Here Herzog explores the life and death of environmentalist Timothy Treadwell, a grizzly bear expert who spent thirteen entire summers, completely unarmed, near the bears at Katmai National Park and Reserve in Alaska. He filmed his adventures in this cruel, wild environment. In October 2003, the remains of Treadwell and his girlfriend Amie Huguenard were discovered near their tent: they had been devoured by an adult of the species. It was the first time a bear had attacked people in the park. The film tries to delve into not only the mysteries of wild nature, but also those of the human soul. Herzog put the film together using Treadwell’s own video footage and interviews he conducted. —Thessaloniki International Film Festival

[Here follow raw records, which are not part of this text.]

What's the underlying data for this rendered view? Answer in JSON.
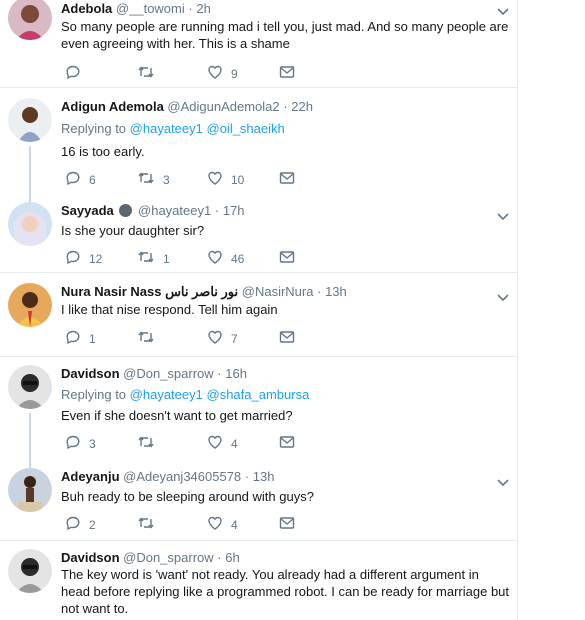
{
  "tweets": [
    {
      "name": "Adebola",
      "handle": "@__towomi",
      "time": "2h",
      "text": "So many people are running mad i tell you, just mad. And so many people are even agreeing with her. This is a shame",
      "replies": "",
      "retweets": "",
      "likes": "9"
    },
    {
      "name": "Adigun Ademola",
      "handle": "@AdigunAdemola2",
      "time": "22h",
      "replying_prefix": "Replying to",
      "replying_to": [
        "@hayateey1",
        "@oil_shaeikh"
      ],
      "text": "16 is too early.",
      "replies": "6",
      "retweets": "3",
      "likes": "10"
    },
    {
      "name": "Sayyada",
      "handle": "@hayateey1",
      "time": "17h",
      "text": "Is she your daughter sir?",
      "replies": "12",
      "retweets": "1",
      "likes": "46"
    },
    {
      "name": "Nura Nasir Nass نور ناصر ناس",
      "handle": "@NasirNura",
      "time": "13h",
      "text": "I like that nise respond. Tell him again",
      "replies": "1",
      "retweets": "",
      "likes": "7"
    },
    {
      "name": "Davidson",
      "handle": "@Don_sparrow",
      "time": "16h",
      "replying_prefix": "Replying to",
      "replying_to": [
        "@hayateey1",
        "@shafa_ambursa"
      ],
      "text": "Even if she doesn't want to get married?",
      "replies": "3",
      "retweets": "",
      "likes": "4"
    },
    {
      "name": "Adeyanju",
      "handle": "@Adeyanj34605578",
      "time": "13h",
      "text": "Buh ready to be sleeping around with guys?",
      "replies": "2",
      "retweets": "",
      "likes": "4"
    },
    {
      "name": "Davidson",
      "handle": "@Don_sparrow",
      "time": "6h",
      "text": "The key word is 'want' not ready. You already had a different argument in head before replying like a programmed robot. I can be ready for marriage but not want to.",
      "replies": "",
      "retweets": "",
      "likes": ""
    }
  ],
  "separator": "·",
  "colors": {
    "link": "#1da1f2",
    "muted": "#657786",
    "divider": "#e6ecf0",
    "thread": "#ccd6dd"
  },
  "icons": [
    "reply-icon",
    "retweet-icon",
    "like-icon",
    "dm-icon",
    "chevron-down-icon"
  ]
}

One of the most influential filmmakers in New German Cinema and one of the most extreme personalities in film, Werner Herzog quickly gained recognition not only for creating some of the most fantastic narratives in the Film history, but for pushing himself and his crew to absurd and unprecedented lengths, again and again, in order to achieve the effects he demanded. Born Werner Stipetic in Munich on September 5, 1942, Herzog came of age in Sachrang, Bavaria, amid extreme poverty and destitution. After Herzog turned seventeen, a German film producer optioned one of his screenplays, then promptly destroyed the contract when he discovered the author’s age. Circa 1962, 20-year-old Herzog enrolled in the University of Munich as a history and literature student, and produced his first motion picture, the twelve minute Herakles, his second short Game in the Sand, and his third, the pacifist tract The Unprecedented Defense of Fortress Deutschkreuz.In 1963, he established his own production… read more
Herzog took a very balanced approach to this, which I think the film really needed. Turning Treadwell into neither legend nor fool, Herzog just shows us a flawed but passionate human being.
What a story, what a character, what misfortune. I appreciated how Herzog provided different perspectives on how people reacted to Tim Treadwell's experiments in building bonds between man and wild nature. Lots of tragic irony at hand.
I was a child when I first heard the word "ironic", it was in a movie dialogue. - That's ironic. - You don't even know what it means! I was always scared to use that word in the wrong meaning, 'cause in a strange way I thought the actor was making fun of me. Later, I learned the meaning from Alanis Morisette, anyway... this movie was heart-breakingly ironic, and I'm sure I've used it properly this time.
Watching Grizzly Man was a sad experience for me. I have always found that nature itself is very cruel and that is something that I struggle with. I find it difficult to appreciate other human beings… read review